Earnings season has begun again, and investor ebullience is in high froth. This isn’t to say that every announcement, even announcements of “beats,” is being treated with generosity. Indeed, what the market seems to need most, day in and day out, is to be removed as far as possible from actual news. The stock market did splendidly in November, when we were thinking about what the new Congress might do, and December, when we heard blessedly little about anything except snow. Modestly better economic news helped, but to me it seems like investors feel good generally about the market but aren’t necessarily in love with specifics.

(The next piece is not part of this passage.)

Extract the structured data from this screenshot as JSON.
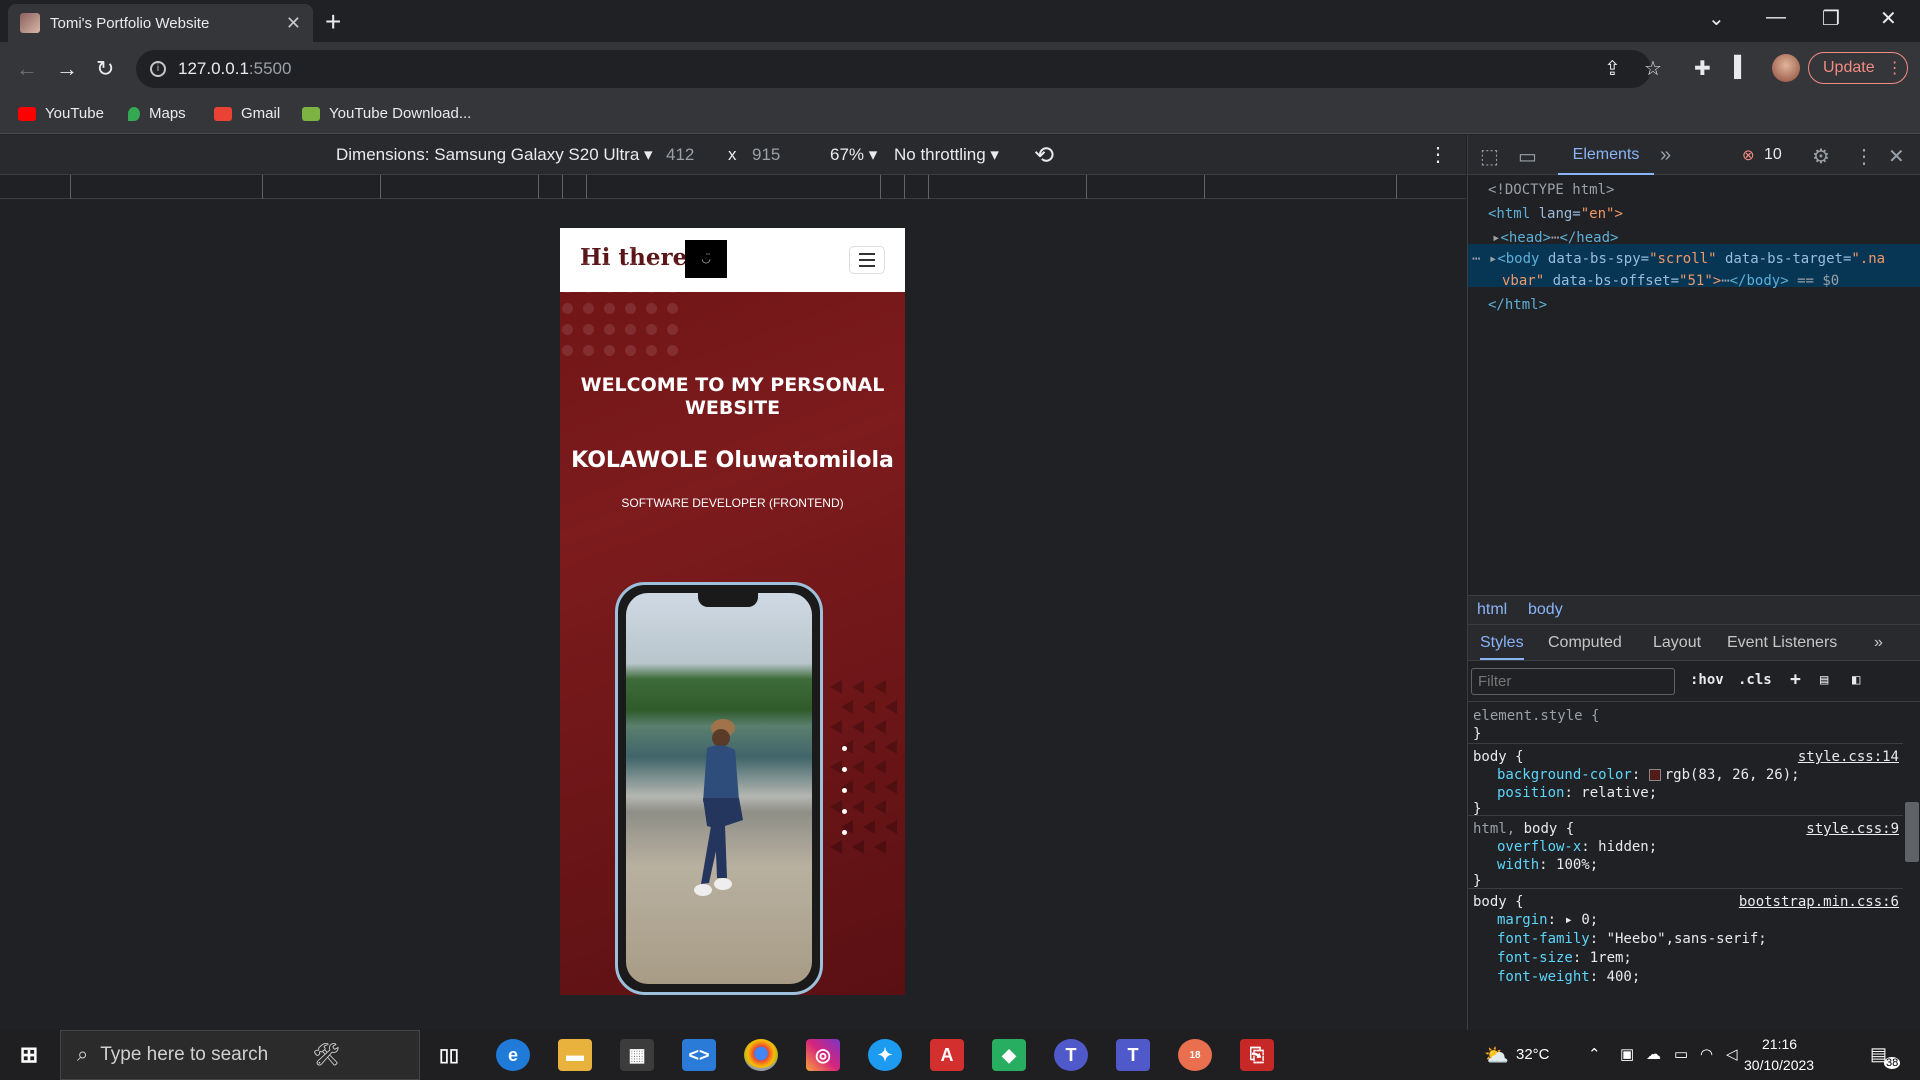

So, for example, Alcoa (NYSE:AA) reports a 12% earnings beat, but is down on the day. Verizon (NYSE:VZ) makes the long-awaited announcement that it will carry the iPhone on its network, and the stock falls (Disclosure: I own some VZ). Bob Pisani on CNBC said that Alcoa wasn’t down because of its fundamentals but because of its valuation. Since when was “valuation” not a fundamental – indeed the fundamental – detail about a stock!? (Yes, I turned on CNBC again since it was so useful yesterday to me in generating content for this comment. I left the TV on for a full 10-minute dose, the maximum I recommend as consistent with your mental and financial health, and then turned it off.)
Japan’s finance minister said overnight that that country would buy bonds issued by the European aid regime with some of its foreign exchange reserves. Markets loved this general comment, without considering the specific point that in order to buy bonds from a quasi-sovereign bailout fund, Japan will obviously have to sell something else. True, it does give some much-needed credibility to a rescue plan that other central banks (see SNB) and big pension plans were running away from, but outside of those debt markets themselves it isn’t clear to me that many markets were pricing the risk of an EU collapse (or the collapse of a periphery country that turns out to be too big to save, which would amount to nearly the same thing).
Inflation-linked bonds had a banner day, outperforming nominal Treasury bonds by 5-10bps across the curve. I received many inquiries about the possible causes of this outperformance. One possibility is that many people made New Year’s resolutions to buy more TIPS. However, I suspect the real answer is more pedestrian.
In several days, the Jan-11 TIPS will mature and all of the Jan/July TIPS will pay coupons. Next Thursday, the Treasury will auction 10-year TIPS, and the Jan-12 TIPS will exit the indices at the end of the month since that issue will have less than 1 year remaining to maturity. So, there is a large net inflow of cash to TIPS owners, and the duration of the TIPS index will extend at month-end (dropping a 1-year instrument and adding some more 10-years). Also, on Friday the CPI print will probably push the year-on-year headline figure to its highest level since last May. Oh, and the Federal Reserve continues to buy TIPS approximately equal to the net supply from the Treasury.
All of that makes it hard to short TIPS, even at these low yield levels. The usual dynamics with value investors are missing, because while they’re happy to buy low it’s challenging to decide to sell high when you know it may be hard to buy them back. (Institutional investors ought to keep an eye on the repo market for TIPS, which almost always trades general collateral. If TIPS start trading special, then you know the supply is getting tight.)
Incidentally, today - 01/11/11 - isn’t (of course) the first Binary Day. In this century the first was 01/01/00. How many others have there been? And which one converted to the highest decimal value? This is, however, only the second “Five Aces” Day, with the other one being 11/11/01.
There is no data tomorrow of note, and a storm is ticketed for New York with 8-14 inches of snow in its luggage. Expect a slow trading day.